The Watersplash final: Impact of historic rugby league cup match on mental health and suicide explored in new film

It may be more than 50 years since Wakefield Trinity lost to Leeds in the controversial Rugby League Challenge Cup Final of 1968, but conspiracy theories have remained around the game - as well as the suicide and mental health impact of the match - in the years which have followed.

The match was won by Leeds in monsoon conditions after Don Fox missed a late conversion attempt in front of the posts that would have given Trinity victory and the league and cup double.

Many people believe Don Fox, who won the man of the match award but who missed a goal in the final minute of the 1968 final, never recovered from the trauma of the game.

Others point out that there was a crucial incident in the 68th minute of the 68th final in 1968 and that the referee, who made the decision to allow the game to go ahead, and his wife, both took their own lives.

Sign up to our daily newsletter

The Red Shed Players who made the film about The Watersplash Final

Former Wakefield MP David Hinchliffe, who was one of 87,000 people inside Wembley Stadium on that fateful day, based his book ‘They Walked on Water’ on the events surrounding the final, which has now been made into a film.

The myths from the final cast Don as a tragic hero. Don is a real hero along with his brothers Neil and Peter, according to David Hinchliffe.

Don held point scoring records at Featherstone Rovers, he made the try that made the kick important.

Mr Hebblethwaite is cast as the villain but his family are rightly proud of their father’s success as a referee.

In 2018, the book was made into a play by Yorkshire theatre group The Red Shed Players. The play raised thousands of pounds for the Rugby League Benevolent Fund touring venues in Yorkshire.

Last year ‘They Walked on Water’ was recorded as an audio track, and now The Red Shed Players’ Dave Hanvey has used images from the Rugby League Archive at Huddersfield’s Heritage Quay to create a film.

It combines the play with contemporary footage and archive material and he said the film “will be of interest to anyone, rugby league fan or not.”

Read More

Read More

“The events of the 1968 final are still the source of raw emotion for many people even now, and the play tries to capture why that is,” said Peter Hirst, fellow member of The Red Shed Players who was asked to write the script.

“We wanted to capture the mood of the 1960s as well as how the myths of the game have developed. The Rugby League Archive in Huddersfield were really helpful in helping us find images to support the film.

“There were lots of conspiracy theories around what happened, including the suggestion that the referee was paid by Leeds, which is nonsense of course.

“What is undeniable is that he made some big mistakes during the match which affected the outcome.

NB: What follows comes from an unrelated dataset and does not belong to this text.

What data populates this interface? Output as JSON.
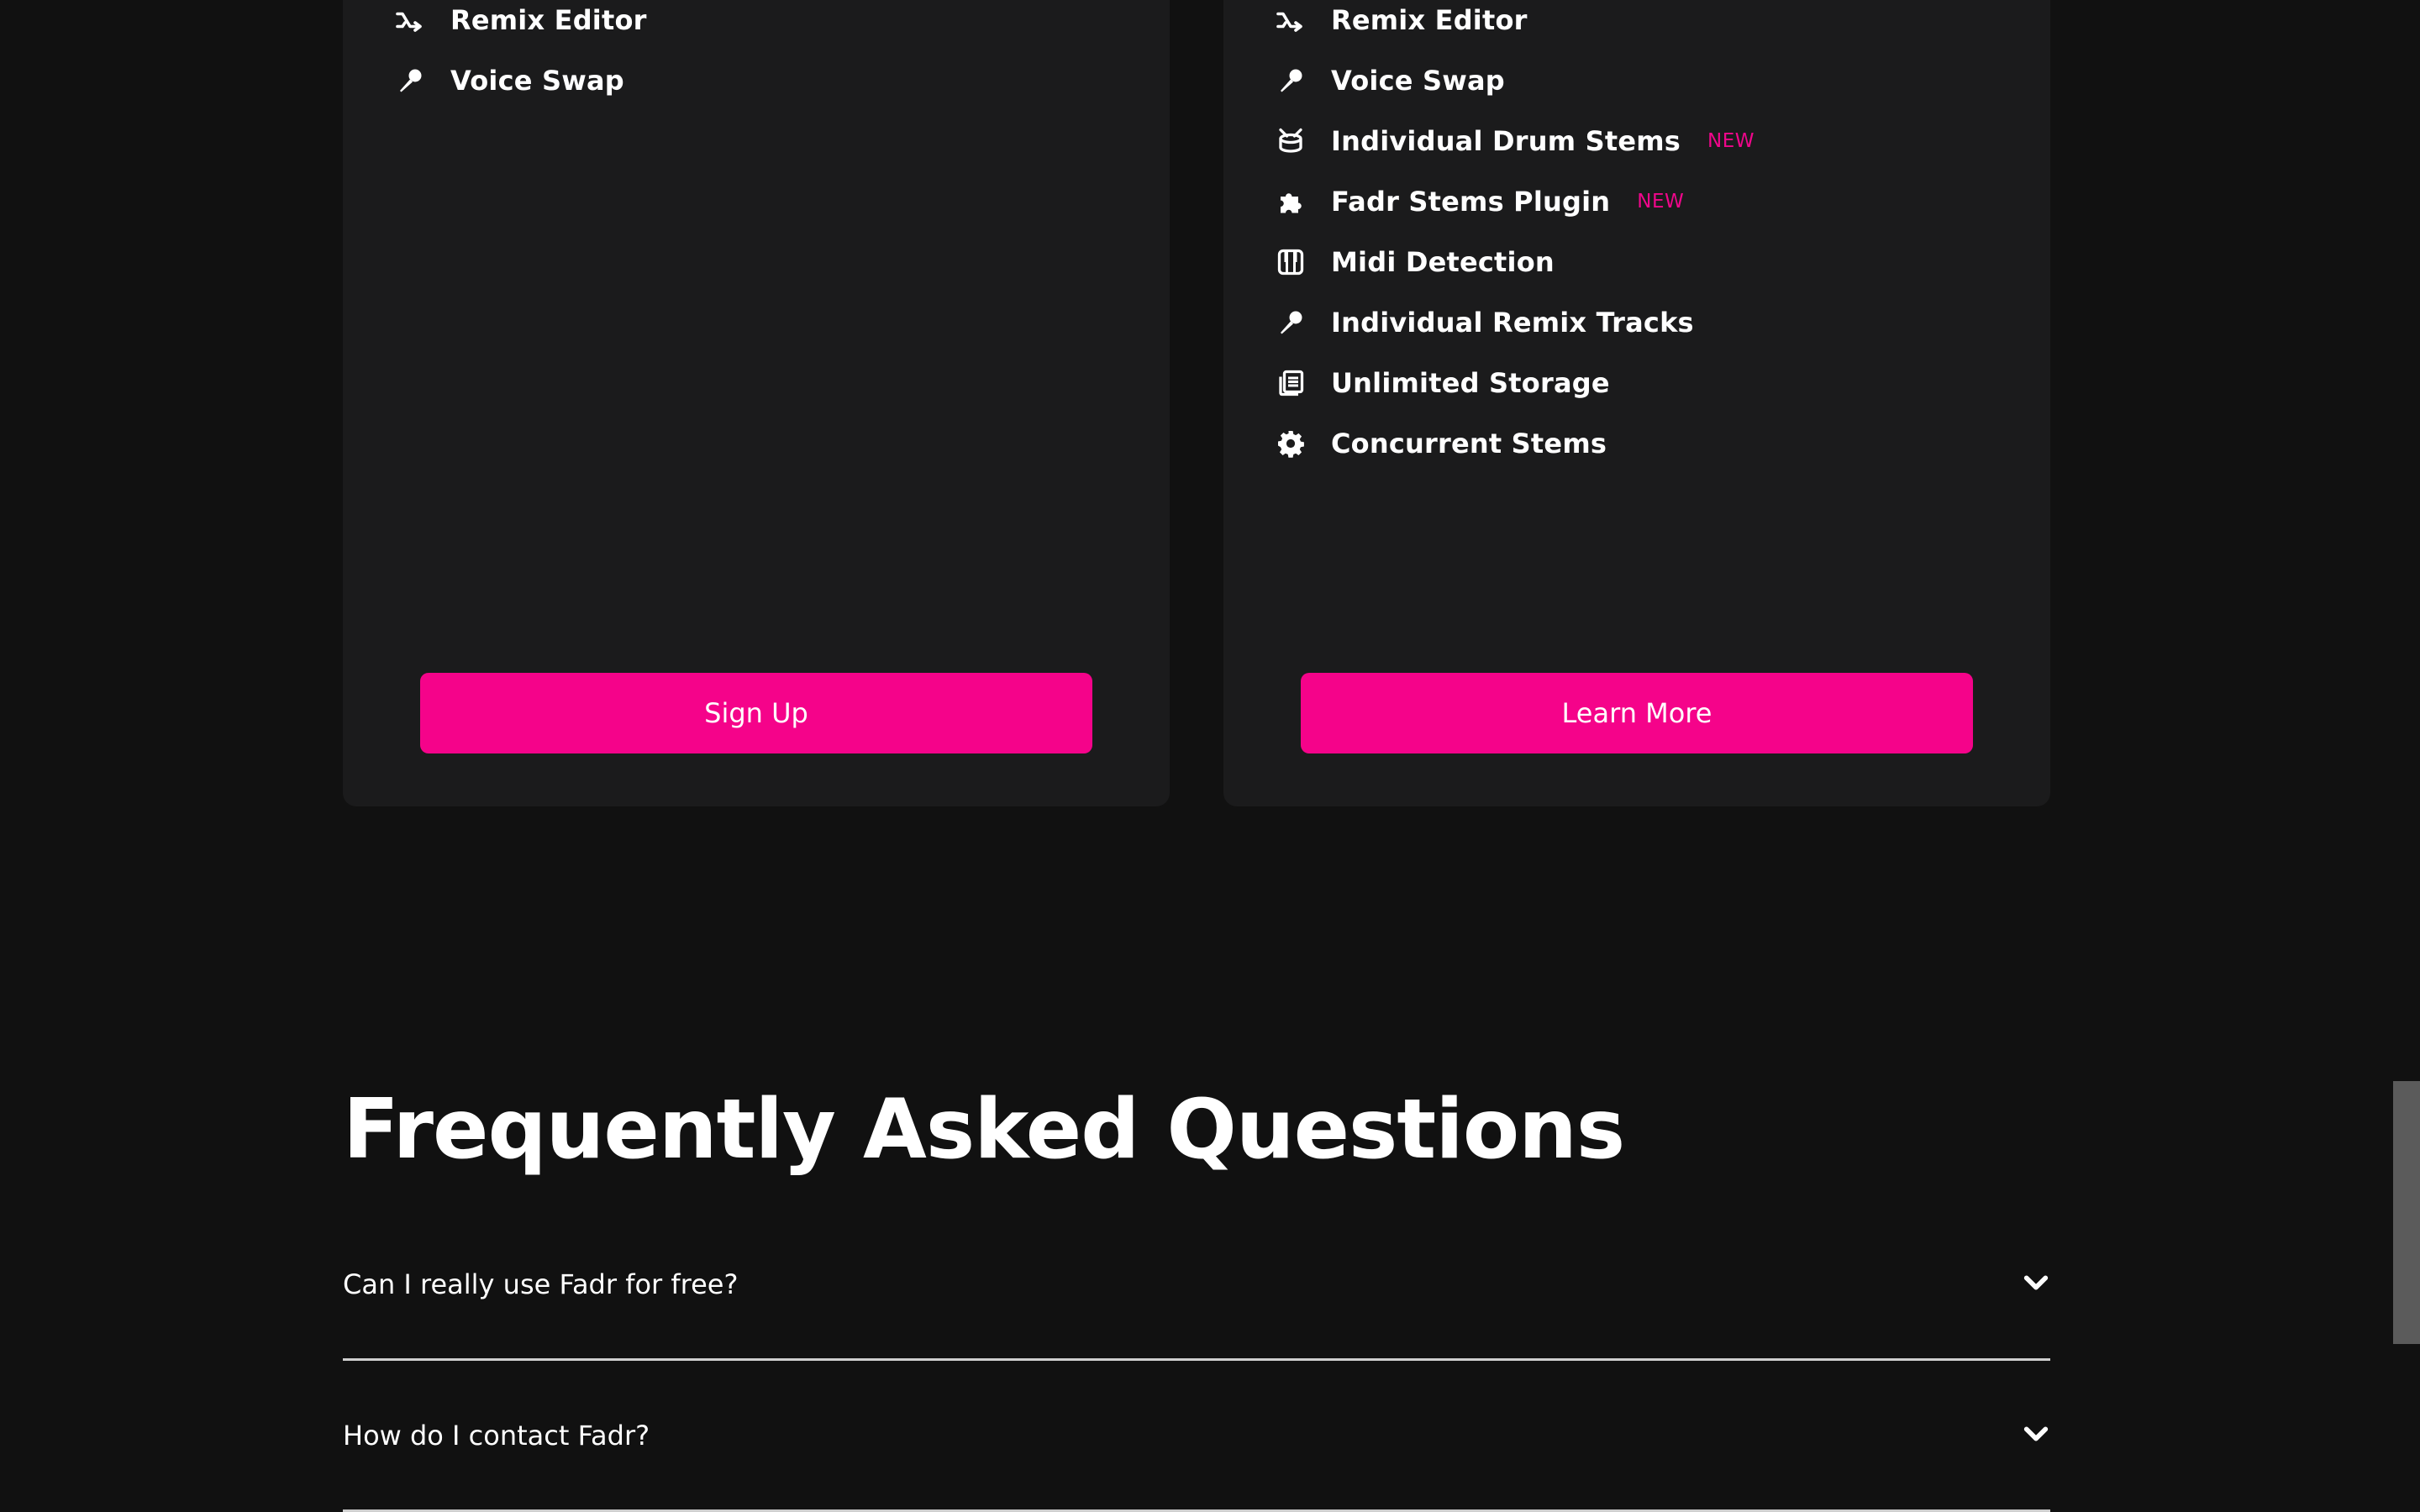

The referee, Mr Hebblethwaite from York, was the one who had to decide whether the game went ahead.

“What must it have been like, knowing that 87,000 people had travelled down from the North of England and you had to think about calling the match off? This is a man who was offered just £10 or a new blazer badge on the day. He took the badge.”

The film uses Mr Hinchliffe’s book ‘They Walked on Water’, as a jumping off point for an exploration of sporting obsession, pilgrimage and mental health.

It was the mental health aspect that The Red Shed Players were keen to explore.

“I was really concerned that the myths that have grown about people committing suicide or having breakdowns are a real distortion about what mental health is about, how people have breakdowns, the idea that there is a catastrophic event or moment that breaks someone is really misleading,” said Mr Hirst.

He has explored this theme in depth as there were said to be suicide hotspots in Wales at the time, according to the media.

“People working in mental health were saying please stop running these stories, it’s not how things are, it’s the wrong thing because it encourages that mindset,” he added.

Mr Hirst admitted that Mrs Hebblethwaite was a character based on other women he knew who lived in the sixties, a time when if someone felt down they would be routinely prescribed very strong antidepressants for long periods of time.

“We looked at how society was structured particularly for women.”

While the film made a back story for the referees wife as there was very little known about her. “Different people who watch the film will get different things from it,” said Mr Hirst.

“I think people appreciate that the Red Shed Players are about working together to make something that is of interest from our own lives. It makes a healthier society where people come together to create something which is meaningful to them.”

You can watch the film on the big screen on Saturday, May 7 at 1.30pm at the library in Wakefield One. Booking is essential.

The Red Shed Players are a theatre group which started more than thirty years ago. There are up to ten of us, mostly retired now but formerly nurses, Miners, carers, physiotherapists, chemical engineers. As well as our annual satirical pantomime, we have developed films and plays looking at modern working conditions, the mistreatment of people with disabilities and most recently are working on 'Madge and the elderly care system' which examines the shortcomings of elderly care. Our non satirical work is based on the experiences of local people.